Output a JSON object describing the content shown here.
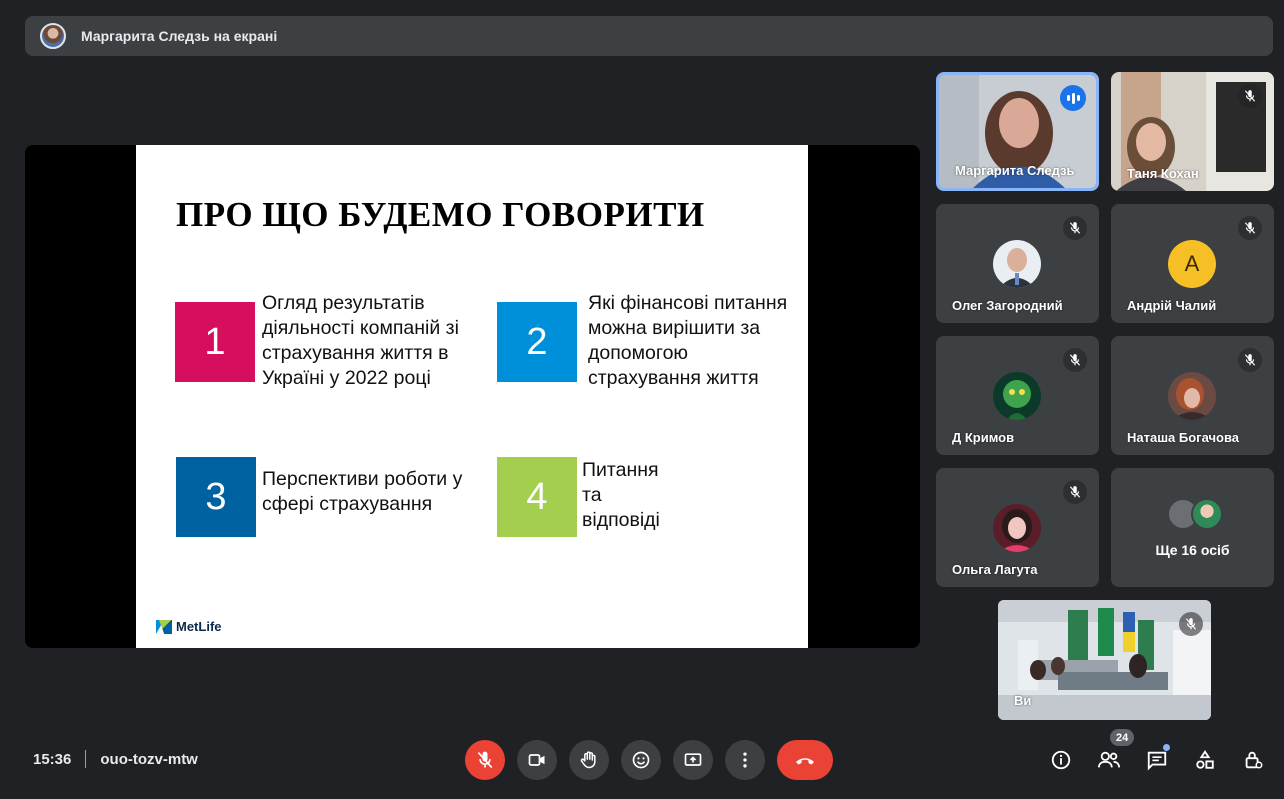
{
  "banner": {
    "text": "Маргарита Следзь на екрані"
  },
  "slide": {
    "title": "ПРО ЩО БУДЕМО ГОВОРИТИ",
    "items": [
      {
        "number": "1",
        "text": "Огляд результатів\nдіяльності компаній зі\nстрахування життя в\nУкраїні у 2022 році",
        "color": "#d50e5d"
      },
      {
        "number": "2",
        "text": "Які фінансові питання\nможна вирішити за\nдопомогою\nстрахування життя",
        "color": "#0090da"
      },
      {
        "number": "3",
        "text": "Перспективи роботи у\nсфері страхування",
        "color": "#0061a0"
      },
      {
        "number": "4",
        "text": "Питання\nта\nвідповіді",
        "color": "#a4ce4e"
      }
    ],
    "logo_text": "MetLife"
  },
  "participants": [
    {
      "name": "Маргарита Следзь"
    },
    {
      "name": "Таня Кохан"
    },
    {
      "name": "Олег Загородний"
    },
    {
      "name": "Андрій Чалий",
      "initial": "A"
    },
    {
      "name": "Д Кримов"
    },
    {
      "name": "Наташа Богачова"
    },
    {
      "name": "Ольга Лагута"
    },
    {
      "name": "Ще 16 осіб"
    },
    {
      "name": "Ви"
    }
  ],
  "meeting": {
    "time": "15:36",
    "code": "ouo-tozv-mtw",
    "participant_count": "24"
  },
  "colors": {
    "background": "#202124",
    "tile": "#3c4043",
    "accent": "#8ab4f8",
    "danger": "#ea4335"
  },
  "icons": [
    "mic-off-icon",
    "camera-icon",
    "raise-hand-icon",
    "emoji-icon",
    "present-icon",
    "more-icon",
    "end-call-icon",
    "info-icon",
    "people-icon",
    "chat-icon",
    "activities-icon",
    "host-controls-icon"
  ]
}
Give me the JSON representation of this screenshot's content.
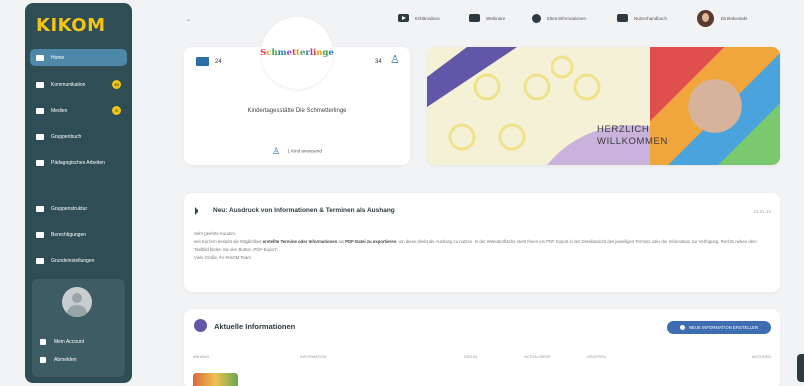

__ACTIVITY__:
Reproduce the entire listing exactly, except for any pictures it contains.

__WRITTEN REPLY__:
Output a JSON object describing the content shown here.
{
  "banner": {
    "text": "Маргарита Следзь на екрані"
  },
  "slide": {
    "title": "ПРО ЩО БУДЕМО ГОВОРИТИ",
    "items": [
      {
        "number": "1",
        "text": "Огляд результатів\nдіяльності компаній зі\nстрахування життя в\nУкраїні у 2022 році",
        "color": "#d50e5d"
      },
      {
        "number": "2",
        "text": "Які фінансові питання\nможна вирішити за\nдопомогою\nстрахування життя",
        "color": "#0090da"
      },
      {
        "number": "3",
        "text": "Перспективи роботи у\nсфері страхування",
        "color": "#0061a0"
      },
      {
        "number": "4",
        "text": "Питання\nта\nвідповіді",
        "color": "#a4ce4e"
      }
    ],
    "logo_text": "MetLife"
  },
  "participants": [
    {
      "name": "Маргарита Следзь"
    },
    {
      "name": "Таня Кохан"
    },
    {
      "name": "Олег Загородний"
    },
    {
      "name": "Андрій Чалий",
      "initial": "A"
    },
    {
      "name": "Д Кримов"
    },
    {
      "name": "Наташа Богачова"
    },
    {
      "name": "Ольга Лагута"
    },
    {
      "name": "Ще 16 осіб"
    },
    {
      "name": "Ви"
    }
  ],
  "meeting": {
    "time": "15:36",
    "code": "ouo-tozv-mtw",
    "participant_count": "24"
  },
  "colors": {
    "background": "#202124",
    "tile": "#3c4043",
    "accent": "#8ab4f8",
    "danger": "#ea4335"
  },
  "icons": [
    "mic-off-icon",
    "camera-icon",
    "raise-hand-icon",
    "emoji-icon",
    "present-icon",
    "more-icon",
    "end-call-icon",
    "info-icon",
    "people-icon",
    "chat-icon",
    "activities-icon",
    "host-controls-icon"
  ]
}
Give me the JSON representation of this screenshot's content.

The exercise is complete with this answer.